Click below to see the official schedules.
Some coverage of the recent pop-up Zamani x Rechenberg pop-up at the Four Seasons includes this interview with founder Matin Zaman from Jing Daily. Matin explains that Chinese are just now getting into having a nice space to live in. He also notes that “people don’t like the rugs that are used in China. People like brand new things. Therefore, in our exhibition we’ve been more successful with the modern pieces,” and that his role is to educate on the “difference between hand-spun wool and machine-spun wool, or what’s the difference between chemical dye and natural dye, or what’s the difference between doing a double knot and single knot” so that people understand why they are paying so much.
Coverage of the pop-up also appeared in the Beijinger as well as here and here.
In her Jing Daily column, the most famous KOL and media figure of all, Hong Huang seems to suggest that we temper our enthusiasm, pointing out that “KOLs can buy fans as well as create fake numbers of readership, just as easily as print can lie about circulation”. She suggests that customers are getting more sophisticated and less materialistic. Brands need to really represent something deeper and more meaningful if they are to succeed. I would say the same about KOLs. Their anodyne spirit, obsession with taking photos of themselves, and fixation on the latest trends hopefully will make them a trend that passes quickly. People might appreciate them more if they represented something bigger than their latest outfit.

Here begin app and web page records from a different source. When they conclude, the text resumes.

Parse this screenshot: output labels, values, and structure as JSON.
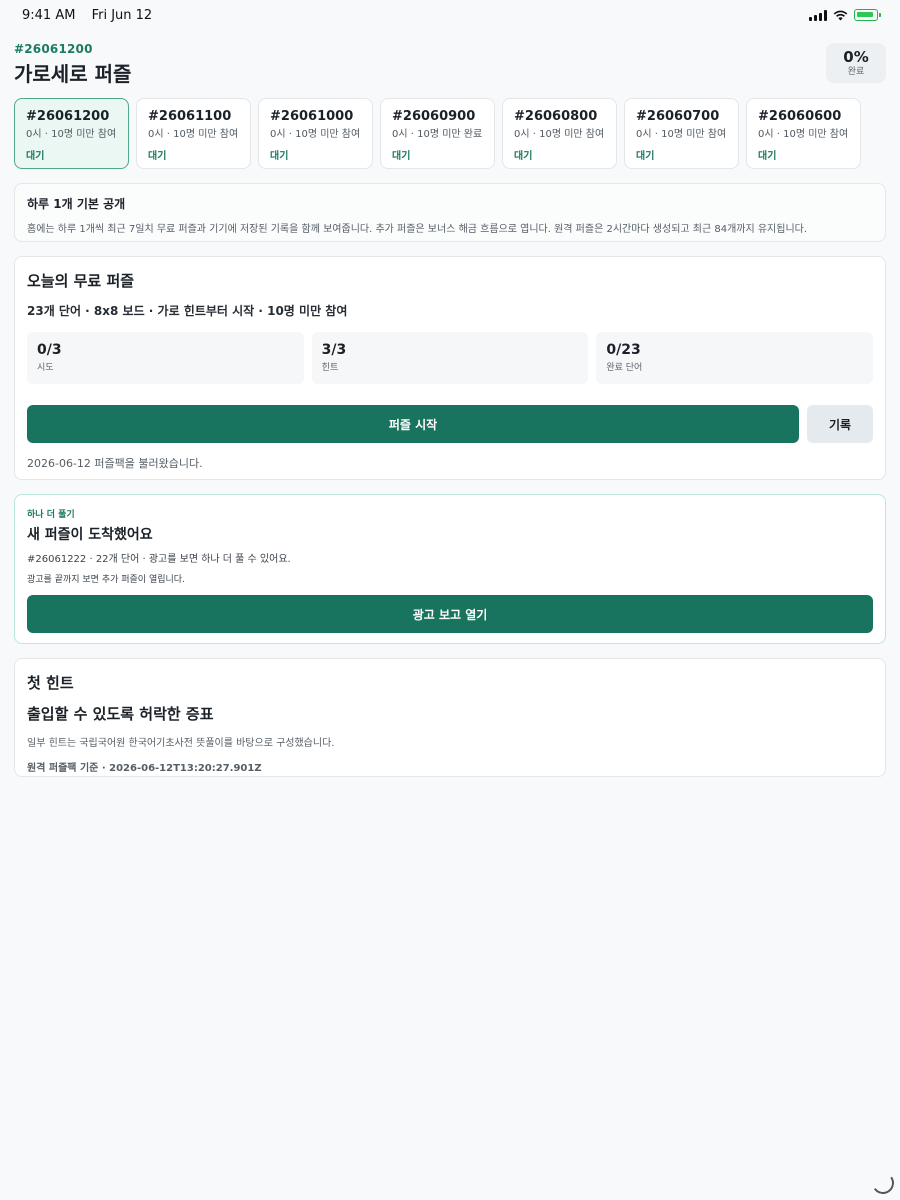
{
  "status_bar": {
    "time": "9:41 AM",
    "date": "Fri Jun 12"
  },
  "header": {
    "puzzle_id": "#26061200",
    "title": "가로세로 퍼즐",
    "progress_value": "0%",
    "progress_label": "완료"
  },
  "tabs": [
    {
      "id": "#26061200",
      "meta": "0시 · 10명 미만 참여",
      "status": "대기"
    },
    {
      "id": "#26061100",
      "meta": "0시 · 10명 미만 참여",
      "status": "대기"
    },
    {
      "id": "#26061000",
      "meta": "0시 · 10명 미만 참여",
      "status": "대기"
    },
    {
      "id": "#26060900",
      "meta": "0시 · 10명 미만 완료",
      "status": "대기"
    },
    {
      "id": "#26060800",
      "meta": "0시 · 10명 미만 참여",
      "status": "대기"
    },
    {
      "id": "#26060700",
      "meta": "0시 · 10명 미만 참여",
      "status": "대기"
    },
    {
      "id": "#26060600",
      "meta": "0시 · 10명 미만 참여",
      "status": "대기"
    }
  ],
  "notice": {
    "title": "하루 1개 기본 공개",
    "body": "홈에는 하루 1개씩 최근 7일치 무료 퍼즐과 기기에 저장된 기록을 함께 보여줍니다. 추가 퍼즐은 보너스 해금 흐름으로 엽니다. 원격 퍼즐은 2시간마다 생성되고 최근 84개까지 유지됩니다."
  },
  "today": {
    "title": "오늘의 무료 퍼즐",
    "subtitle": "23개 단어 · 8x8 보드 · 가로 힌트부터 시작 · 10명 미만 참여",
    "stats": [
      {
        "value": "0/3",
        "label": "시도"
      },
      {
        "value": "3/3",
        "label": "힌트"
      },
      {
        "value": "0/23",
        "label": "완료 단어"
      }
    ],
    "start_label": "퍼즐 시작",
    "records_label": "기록",
    "loaded_text": "2026-06-12 퍼즐팩을 불러왔습니다."
  },
  "bonus": {
    "eyebrow": "하나 더 풀기",
    "title": "새 퍼즐이 도착했어요",
    "meta": "#26061222 · 22개 단어 · 광고를 보면 하나 더 풀 수 있어요.",
    "note": "광고를 끝까지 보면 추가 퍼즐이 열립니다.",
    "button_label": "광고 보고 열기"
  },
  "hint": {
    "title": "첫 힌트",
    "answer_clue": "출입할 수 있도록 허락한 증표",
    "source": "일부 힌트는 국립국어원 한국어기초사전 뜻풀이를 바탕으로 구성했습니다.",
    "reference": "원격 퍼즐팩 기준 · 2026-06-12T13:20:27.901Z"
  },
  "colors": {
    "accent": "#19745f",
    "accent_text": "#1d7a63",
    "background": "#f7f9fa"
  }
}
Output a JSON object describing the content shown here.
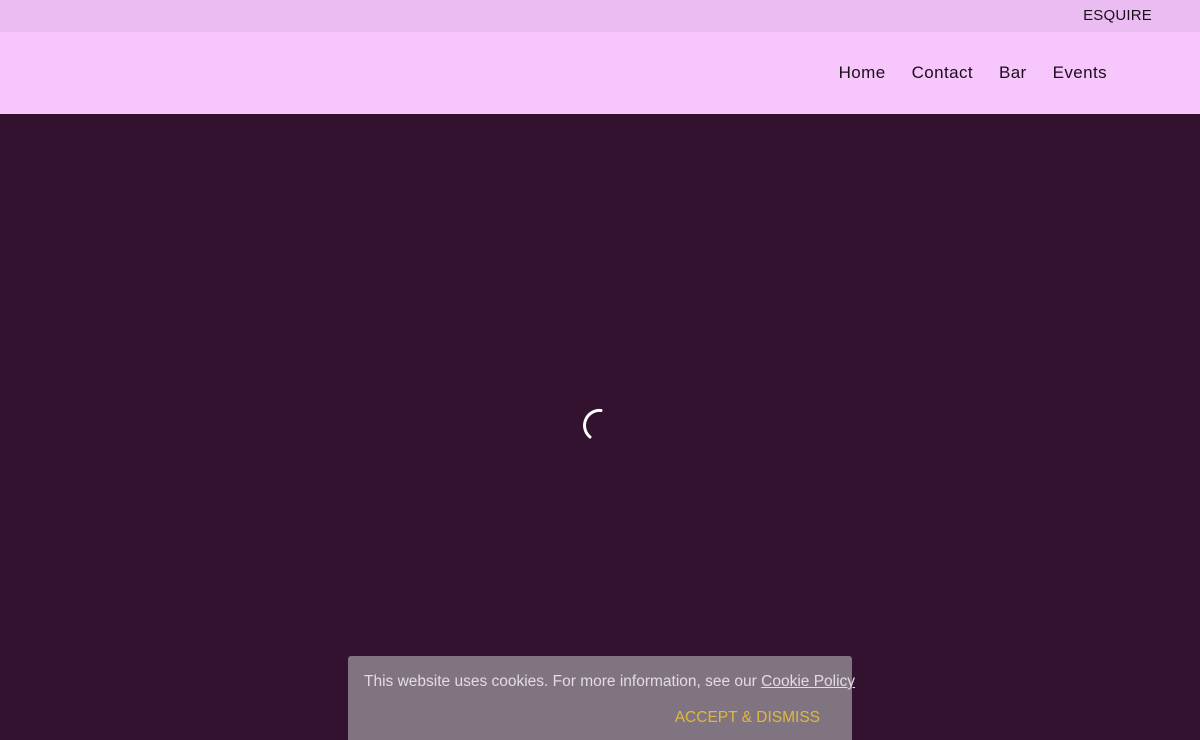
{
  "topbar": {
    "link_label": "ESQUIRE"
  },
  "nav": {
    "items": [
      {
        "label": "Home"
      },
      {
        "label": "Contact"
      },
      {
        "label": "Bar"
      },
      {
        "label": "Events"
      }
    ]
  },
  "hero": {
    "spinner_icon": "loading-spinner-icon"
  },
  "cookie_banner": {
    "message": "This website uses cookies. For more information, see our ",
    "policy_link": "Cookie Policy",
    "accept_label": "ACCEPT & DISMISS"
  },
  "colors": {
    "topbar_bg": "#eabcf1",
    "header_bg": "#f6c6fd",
    "hero_bg": "#33122f",
    "cookie_bg": "#807480",
    "accept_color": "#e0b93c"
  }
}
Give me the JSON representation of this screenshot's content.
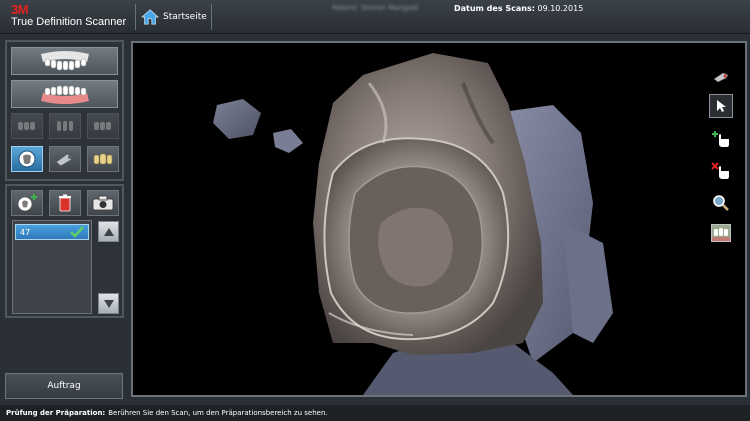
{
  "app": {
    "brand_logo": "3M",
    "brand_name": "True Definition Scanner"
  },
  "header": {
    "home_label": "Startseite",
    "patient_text": "Patient: Steiner Mangold",
    "scan_date_label": "Datum des Scans:",
    "scan_date_value": "09.10.2015"
  },
  "scan_list": {
    "items": [
      {
        "label": "47",
        "selected": true
      }
    ]
  },
  "sidebar": {
    "order_button": "Auftrag"
  },
  "status": {
    "title": "Prüfung der Präparation:",
    "message": "Berühren Sie den Scan, um den Präparationsbereich zu sehen."
  },
  "colors": {
    "brand_red": "#e0231b",
    "accent_blue": "#3d8fd0",
    "check_green": "#3bb54a",
    "viewport_bg": "#000000"
  },
  "icons": {
    "home": "home-icon",
    "upper_jaw": "upper-jaw-icon",
    "lower_jaw": "lower-jaw-icon",
    "check": "check-icon",
    "trash": "trash-icon",
    "camera": "camera-icon",
    "add_scan": "add-scan-icon",
    "magnifier": "magnifier-icon",
    "pointer": "pointer-icon"
  }
}
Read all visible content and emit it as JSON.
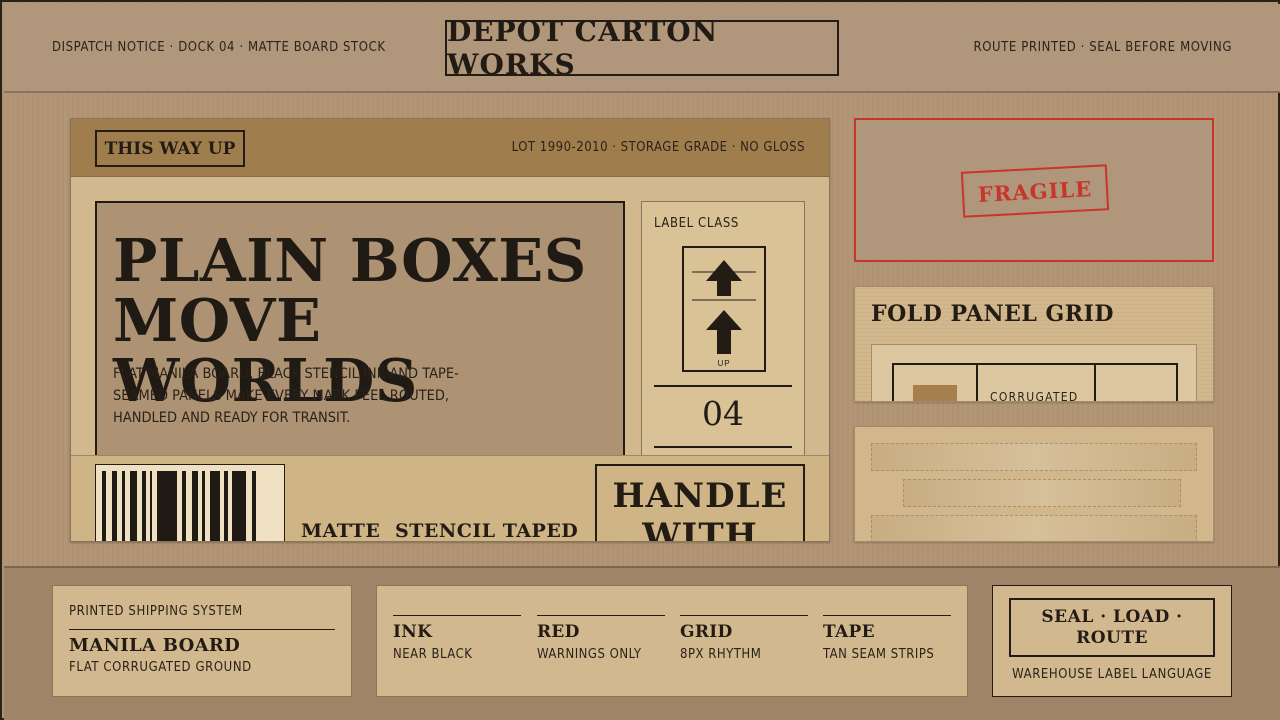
{
  "header": {
    "left_text": "DISPATCH NOTICE · DOCK 04 · MATTE BOARD STOCK",
    "brand": "DEPOT CARTON WORKS",
    "right_text": "ROUTE PRINTED · SEAL BEFORE MOVING"
  },
  "main_card": {
    "badge": "THIS WAY UP",
    "lot_text": "LOT 1990-2010 · STORAGE GRADE · NO GLOSS",
    "hero_title_line1": "PLAIN BOXES",
    "hero_title_line2": "MOVE WORLDS",
    "hero_body": "FLAT MANILA BOARD, BLACK STENCIL INK AND TAPE-SEAMED PANELS MAKE EVERY MARK FEEL ROUTED, HANDLED AND READY FOR TRANSIT.",
    "label_class": {
      "title": "LABEL CLASS",
      "up_text": "UP",
      "number": "04"
    },
    "footer": {
      "word1": "MATTE",
      "word2": "STENCIL TAPED",
      "handle_text": "HANDLE WITH"
    }
  },
  "side": {
    "fragile": "FRAGILE",
    "fold_title": "FOLD PANEL GRID",
    "fold_word": "CORRUGATED"
  },
  "bottom": {
    "system": {
      "eyebrow": "PRINTED SHIPPING SYSTEM",
      "title": "MANILA BOARD",
      "subtitle": "FLAT CORRUGATED GROUND"
    },
    "specs": [
      {
        "name": "INK",
        "desc": "NEAR BLACK"
      },
      {
        "name": "RED",
        "desc": "WARNINGS ONLY"
      },
      {
        "name": "GRID",
        "desc": "8PX RHYTHM"
      },
      {
        "name": "TAPE",
        "desc": "TAN SEAM STRIPS"
      }
    ],
    "seal": {
      "title": "SEAL · LOAD · ROUTE",
      "subtitle": "WAREHOUSE LABEL LANGUAGE"
    }
  },
  "colors": {
    "ink": "#231c15",
    "warning_red": "#c7362b",
    "board": "#d2b88e",
    "background": "#b29676"
  }
}
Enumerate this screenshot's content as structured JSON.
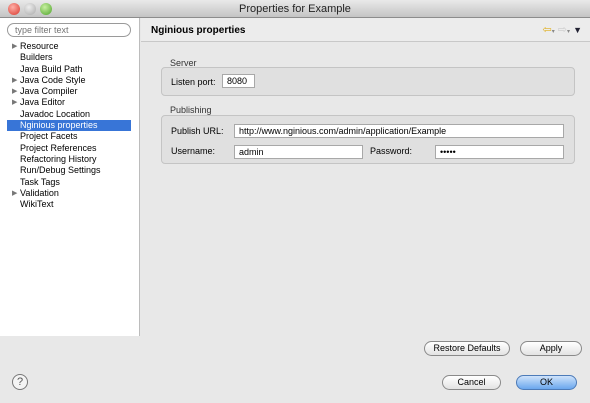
{
  "window": {
    "title": "Properties for Example"
  },
  "sidebar": {
    "filter_placeholder": "type filter text",
    "items": [
      {
        "label": "Resource",
        "expandable": true
      },
      {
        "label": "Builders"
      },
      {
        "label": "Java Build Path"
      },
      {
        "label": "Java Code Style",
        "expandable": true
      },
      {
        "label": "Java Compiler",
        "expandable": true
      },
      {
        "label": "Java Editor",
        "expandable": true
      },
      {
        "label": "Javadoc Location"
      },
      {
        "label": "Nginious properties",
        "selected": true
      },
      {
        "label": "Project Facets"
      },
      {
        "label": "Project References"
      },
      {
        "label": "Refactoring History"
      },
      {
        "label": "Run/Debug Settings"
      },
      {
        "label": "Task Tags"
      },
      {
        "label": "Validation",
        "expandable": true
      },
      {
        "label": "WikiText"
      }
    ]
  },
  "header": {
    "title": "Nginious properties",
    "back_icon": "arrow-left-icon",
    "forward_icon": "arrow-right-icon",
    "menu_icon": "chevron-down-icon"
  },
  "server": {
    "label": "Server",
    "port_label": "Listen port:",
    "port_value": "8080"
  },
  "publishing": {
    "label": "Publishing",
    "url_label": "Publish URL:",
    "url_value": "http://www.nginious.com/admin/application/Example",
    "username_label": "Username:",
    "username_value": "admin",
    "password_label": "Password:",
    "password_value": "•••••"
  },
  "buttons": {
    "restore": "Restore Defaults",
    "apply": "Apply",
    "cancel": "Cancel",
    "ok": "OK",
    "help": "?"
  }
}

In association with 700Bike, Pawnstar has launched a vintage exhibition at Shanghai’s American Rag Cie flagship store at Crystal Galleria, near Jingan temple.
The idea here is that you can either rent clothing for the tweed run on Nov. 22 or buy the clothes outright.
See more pictures below.
DF photography Ltd., Model: Felzing Nadya
In a notable example of tech meeting fashion, Hong Kong designer Markus Fung Qihao has developed a garment that projects human emotions onto the wearer’s body as colors through the use of 3D printing and BCI technology. By utilizing an EEG device, the wearer can digitalize brainwaves into different signals and converts them into an array of colors simultaneously as the wearer shifts through different environments.
For anyone who might be worried that the Chinese economy is slowing or that domestic consumption cannot being to take the place of exports or investment, a visit to Yo’hood would be the perfect cure. This was the third edition this massive event has the setup of the trade fair, but is really more consumer-oriented. There may be no better venue do you have a look at a wide swath of cool youth and all of the things that brands large and small are doing to attract their renminbi.
The organizing company, Yoho, started as a magazine focused on youth fashion and street fashion around ten years ago and was founded by Chao Liang, a native of Nanjing, who was just out of college at the time. What has emerged in the last few years is a behemoth that is far more than just a media platform or a e-commerce site. The Yoho of today is a social and commercial phenomenon that is proving that street culture can become supremely popular for teens and 20 somethings in China today.
When I was leaving at around 2 PM, there were already a few thousand people in a line that stretched several hundred meters, but according to exhibitors I spoke to, the lines were even bigger on Saturday. Some said they went for over a kilometer. Even when I was there, on Sunday morning, the crowds of youth in trucker hats and cleverly logoed tee-shirts, tattooed beauties, freebies, pop concerts and pumping hip-hop, collaborations of every type conceivable between brand, street artist, and celebrity, and still tons and tons of neoprene everywhere nearly gave me a seizure and I had to leave before I probably should have.
My old friend Sam Lee (Li Mengxia-李孟夏) came by the American Rag store yesterday and took some photos. He is the Director of Art Beijing.
Here are his weibo and a photo I took of him for Stylites the first time we met six years ago.